(Website and app data records)
++++

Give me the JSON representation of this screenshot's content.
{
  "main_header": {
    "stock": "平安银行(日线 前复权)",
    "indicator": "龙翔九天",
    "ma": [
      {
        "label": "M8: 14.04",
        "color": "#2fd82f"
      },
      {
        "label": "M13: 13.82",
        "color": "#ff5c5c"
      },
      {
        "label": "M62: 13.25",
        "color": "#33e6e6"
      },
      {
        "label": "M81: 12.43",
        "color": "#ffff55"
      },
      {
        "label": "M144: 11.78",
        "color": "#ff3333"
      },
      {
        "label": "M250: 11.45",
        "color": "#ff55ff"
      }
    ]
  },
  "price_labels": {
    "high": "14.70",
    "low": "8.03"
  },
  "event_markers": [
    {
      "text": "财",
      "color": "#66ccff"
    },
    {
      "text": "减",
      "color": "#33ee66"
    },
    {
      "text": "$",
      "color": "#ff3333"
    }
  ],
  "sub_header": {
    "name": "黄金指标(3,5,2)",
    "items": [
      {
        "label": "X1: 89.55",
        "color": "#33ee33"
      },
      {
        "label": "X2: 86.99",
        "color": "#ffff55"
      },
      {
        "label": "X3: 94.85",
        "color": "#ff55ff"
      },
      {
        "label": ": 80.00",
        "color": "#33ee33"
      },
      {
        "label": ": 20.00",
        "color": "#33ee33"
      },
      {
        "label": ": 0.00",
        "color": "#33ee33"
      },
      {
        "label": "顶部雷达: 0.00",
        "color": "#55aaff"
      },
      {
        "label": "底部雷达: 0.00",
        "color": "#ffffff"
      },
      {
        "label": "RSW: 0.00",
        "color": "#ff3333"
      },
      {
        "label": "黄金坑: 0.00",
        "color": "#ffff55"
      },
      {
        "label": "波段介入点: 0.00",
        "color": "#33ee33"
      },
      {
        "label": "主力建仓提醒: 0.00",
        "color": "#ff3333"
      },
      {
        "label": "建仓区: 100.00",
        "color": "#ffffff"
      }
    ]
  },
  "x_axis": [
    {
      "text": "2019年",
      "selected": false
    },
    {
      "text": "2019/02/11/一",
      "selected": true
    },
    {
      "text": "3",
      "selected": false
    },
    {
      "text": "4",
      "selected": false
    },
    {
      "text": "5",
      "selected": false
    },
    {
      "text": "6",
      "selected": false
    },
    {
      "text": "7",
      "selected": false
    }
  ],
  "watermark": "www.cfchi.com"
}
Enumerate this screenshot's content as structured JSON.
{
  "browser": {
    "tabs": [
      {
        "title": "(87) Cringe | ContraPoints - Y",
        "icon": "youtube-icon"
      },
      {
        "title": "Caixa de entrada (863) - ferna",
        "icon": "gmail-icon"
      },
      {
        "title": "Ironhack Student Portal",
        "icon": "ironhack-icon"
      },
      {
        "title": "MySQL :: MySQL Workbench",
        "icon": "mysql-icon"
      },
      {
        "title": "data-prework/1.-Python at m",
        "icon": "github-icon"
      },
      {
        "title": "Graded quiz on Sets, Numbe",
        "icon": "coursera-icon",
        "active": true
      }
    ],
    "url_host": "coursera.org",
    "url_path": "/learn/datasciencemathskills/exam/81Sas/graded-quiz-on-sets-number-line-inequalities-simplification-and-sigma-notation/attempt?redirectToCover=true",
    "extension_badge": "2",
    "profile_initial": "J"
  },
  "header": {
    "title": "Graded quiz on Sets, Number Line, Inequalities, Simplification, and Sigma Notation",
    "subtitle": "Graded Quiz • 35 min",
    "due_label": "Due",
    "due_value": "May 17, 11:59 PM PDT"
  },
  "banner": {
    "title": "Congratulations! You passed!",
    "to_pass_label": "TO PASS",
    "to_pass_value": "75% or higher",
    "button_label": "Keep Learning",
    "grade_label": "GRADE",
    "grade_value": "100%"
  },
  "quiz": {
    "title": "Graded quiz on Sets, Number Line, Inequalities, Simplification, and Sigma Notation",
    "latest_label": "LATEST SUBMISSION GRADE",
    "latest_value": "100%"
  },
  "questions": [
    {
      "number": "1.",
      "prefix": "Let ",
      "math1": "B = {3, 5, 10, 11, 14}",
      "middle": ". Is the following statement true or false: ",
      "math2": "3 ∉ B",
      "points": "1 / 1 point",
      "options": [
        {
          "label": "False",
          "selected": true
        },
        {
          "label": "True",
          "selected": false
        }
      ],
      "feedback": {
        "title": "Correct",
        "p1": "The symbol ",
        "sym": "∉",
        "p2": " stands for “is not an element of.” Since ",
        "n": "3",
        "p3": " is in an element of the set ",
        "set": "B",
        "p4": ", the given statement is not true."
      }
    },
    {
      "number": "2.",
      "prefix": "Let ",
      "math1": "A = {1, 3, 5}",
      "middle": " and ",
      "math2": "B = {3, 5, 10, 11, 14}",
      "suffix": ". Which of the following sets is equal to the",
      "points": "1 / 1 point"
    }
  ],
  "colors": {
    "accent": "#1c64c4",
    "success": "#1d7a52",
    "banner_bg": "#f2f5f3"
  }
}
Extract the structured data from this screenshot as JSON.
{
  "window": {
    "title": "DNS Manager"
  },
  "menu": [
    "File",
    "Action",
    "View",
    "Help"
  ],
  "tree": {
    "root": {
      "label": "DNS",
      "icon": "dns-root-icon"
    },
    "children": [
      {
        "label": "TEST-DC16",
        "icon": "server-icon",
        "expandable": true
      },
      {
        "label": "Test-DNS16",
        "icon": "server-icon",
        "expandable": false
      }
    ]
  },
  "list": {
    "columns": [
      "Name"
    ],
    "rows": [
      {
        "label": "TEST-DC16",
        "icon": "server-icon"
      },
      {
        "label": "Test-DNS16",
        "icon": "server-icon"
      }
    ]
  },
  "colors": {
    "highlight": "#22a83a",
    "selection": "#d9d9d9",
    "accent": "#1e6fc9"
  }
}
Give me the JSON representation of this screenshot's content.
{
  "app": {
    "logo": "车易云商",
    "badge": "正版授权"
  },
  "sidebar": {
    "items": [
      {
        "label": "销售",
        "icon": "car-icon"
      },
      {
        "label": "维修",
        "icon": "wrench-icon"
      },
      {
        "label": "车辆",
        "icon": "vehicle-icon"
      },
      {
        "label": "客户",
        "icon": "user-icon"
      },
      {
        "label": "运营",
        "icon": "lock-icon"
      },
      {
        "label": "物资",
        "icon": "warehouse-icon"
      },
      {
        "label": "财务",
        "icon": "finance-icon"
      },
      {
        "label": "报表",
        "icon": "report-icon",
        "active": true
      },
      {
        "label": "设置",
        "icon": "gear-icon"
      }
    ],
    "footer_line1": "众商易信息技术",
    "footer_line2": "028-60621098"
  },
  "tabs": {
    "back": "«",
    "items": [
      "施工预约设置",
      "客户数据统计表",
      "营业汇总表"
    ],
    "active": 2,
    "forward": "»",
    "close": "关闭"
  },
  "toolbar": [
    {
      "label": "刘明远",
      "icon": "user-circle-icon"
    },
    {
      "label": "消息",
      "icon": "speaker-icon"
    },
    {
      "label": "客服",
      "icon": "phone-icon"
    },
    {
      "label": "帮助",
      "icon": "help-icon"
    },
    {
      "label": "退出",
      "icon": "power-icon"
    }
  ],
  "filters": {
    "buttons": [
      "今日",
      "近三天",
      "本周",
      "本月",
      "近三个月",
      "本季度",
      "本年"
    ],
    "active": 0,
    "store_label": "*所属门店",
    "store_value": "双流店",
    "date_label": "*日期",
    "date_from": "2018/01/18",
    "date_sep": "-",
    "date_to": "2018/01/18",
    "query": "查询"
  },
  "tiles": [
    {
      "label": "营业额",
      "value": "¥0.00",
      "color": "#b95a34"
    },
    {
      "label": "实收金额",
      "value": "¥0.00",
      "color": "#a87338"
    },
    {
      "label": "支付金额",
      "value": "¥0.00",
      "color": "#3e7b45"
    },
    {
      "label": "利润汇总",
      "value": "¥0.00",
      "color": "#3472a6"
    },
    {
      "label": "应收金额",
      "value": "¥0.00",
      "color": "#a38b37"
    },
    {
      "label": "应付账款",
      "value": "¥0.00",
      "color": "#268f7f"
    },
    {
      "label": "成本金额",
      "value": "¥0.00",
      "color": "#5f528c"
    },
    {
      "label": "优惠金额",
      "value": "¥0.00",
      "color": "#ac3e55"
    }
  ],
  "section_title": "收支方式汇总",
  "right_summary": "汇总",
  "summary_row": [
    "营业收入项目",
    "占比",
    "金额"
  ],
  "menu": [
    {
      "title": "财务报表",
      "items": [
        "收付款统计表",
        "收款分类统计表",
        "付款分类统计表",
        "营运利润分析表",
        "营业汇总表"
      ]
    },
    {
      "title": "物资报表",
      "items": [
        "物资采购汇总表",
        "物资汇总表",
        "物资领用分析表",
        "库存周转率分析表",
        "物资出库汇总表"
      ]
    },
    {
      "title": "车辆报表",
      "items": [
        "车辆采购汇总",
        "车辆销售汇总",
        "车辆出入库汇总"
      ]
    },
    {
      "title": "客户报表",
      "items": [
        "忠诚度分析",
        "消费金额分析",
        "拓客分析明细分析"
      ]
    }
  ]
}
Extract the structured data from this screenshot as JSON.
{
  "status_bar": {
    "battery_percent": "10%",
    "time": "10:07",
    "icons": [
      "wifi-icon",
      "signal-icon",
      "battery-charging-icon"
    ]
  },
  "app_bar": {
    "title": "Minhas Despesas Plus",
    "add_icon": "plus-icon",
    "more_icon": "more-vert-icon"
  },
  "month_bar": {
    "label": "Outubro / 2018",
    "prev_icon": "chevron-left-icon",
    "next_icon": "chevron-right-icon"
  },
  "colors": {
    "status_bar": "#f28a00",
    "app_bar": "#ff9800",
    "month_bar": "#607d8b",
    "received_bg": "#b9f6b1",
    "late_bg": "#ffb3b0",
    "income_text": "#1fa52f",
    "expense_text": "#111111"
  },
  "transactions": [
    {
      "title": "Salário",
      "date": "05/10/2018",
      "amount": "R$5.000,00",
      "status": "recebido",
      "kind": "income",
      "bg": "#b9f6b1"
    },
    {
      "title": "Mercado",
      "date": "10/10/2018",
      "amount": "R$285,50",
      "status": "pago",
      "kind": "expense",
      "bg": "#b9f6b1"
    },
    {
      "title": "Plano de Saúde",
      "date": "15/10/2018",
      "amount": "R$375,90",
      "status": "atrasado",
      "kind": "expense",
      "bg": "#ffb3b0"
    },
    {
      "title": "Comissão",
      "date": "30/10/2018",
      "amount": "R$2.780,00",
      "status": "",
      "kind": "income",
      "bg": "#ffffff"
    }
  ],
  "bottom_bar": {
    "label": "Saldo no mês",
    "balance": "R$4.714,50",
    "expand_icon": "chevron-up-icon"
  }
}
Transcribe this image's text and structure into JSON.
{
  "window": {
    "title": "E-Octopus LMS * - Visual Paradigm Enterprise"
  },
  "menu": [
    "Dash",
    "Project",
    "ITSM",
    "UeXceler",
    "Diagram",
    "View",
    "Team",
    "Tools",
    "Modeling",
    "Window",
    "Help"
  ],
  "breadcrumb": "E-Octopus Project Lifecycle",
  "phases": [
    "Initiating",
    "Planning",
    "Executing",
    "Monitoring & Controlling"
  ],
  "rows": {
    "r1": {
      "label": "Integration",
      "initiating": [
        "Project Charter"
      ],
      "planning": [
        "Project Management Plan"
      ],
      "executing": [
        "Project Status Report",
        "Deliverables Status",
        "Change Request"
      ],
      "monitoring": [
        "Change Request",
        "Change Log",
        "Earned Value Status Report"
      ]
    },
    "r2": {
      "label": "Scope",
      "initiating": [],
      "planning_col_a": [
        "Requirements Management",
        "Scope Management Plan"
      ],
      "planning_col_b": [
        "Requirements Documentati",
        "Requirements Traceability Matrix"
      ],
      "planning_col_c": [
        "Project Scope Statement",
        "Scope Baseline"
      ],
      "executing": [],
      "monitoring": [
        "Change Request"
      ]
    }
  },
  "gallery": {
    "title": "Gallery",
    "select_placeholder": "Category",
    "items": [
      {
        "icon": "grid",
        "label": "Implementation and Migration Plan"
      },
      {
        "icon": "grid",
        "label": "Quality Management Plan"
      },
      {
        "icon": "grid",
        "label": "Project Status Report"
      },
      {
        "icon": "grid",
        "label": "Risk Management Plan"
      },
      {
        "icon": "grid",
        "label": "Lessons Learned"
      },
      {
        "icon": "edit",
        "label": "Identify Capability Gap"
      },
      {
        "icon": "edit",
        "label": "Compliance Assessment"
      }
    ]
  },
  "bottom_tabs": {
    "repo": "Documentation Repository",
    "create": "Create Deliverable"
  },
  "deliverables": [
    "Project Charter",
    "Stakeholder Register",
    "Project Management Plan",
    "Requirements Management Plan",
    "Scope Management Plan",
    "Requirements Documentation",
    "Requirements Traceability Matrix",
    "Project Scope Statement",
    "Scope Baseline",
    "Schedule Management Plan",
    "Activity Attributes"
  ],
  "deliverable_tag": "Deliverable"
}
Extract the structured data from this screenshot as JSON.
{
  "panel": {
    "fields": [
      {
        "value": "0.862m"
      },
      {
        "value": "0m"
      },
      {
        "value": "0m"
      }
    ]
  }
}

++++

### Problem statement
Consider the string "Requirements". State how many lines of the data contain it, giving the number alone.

### Reply to the task
6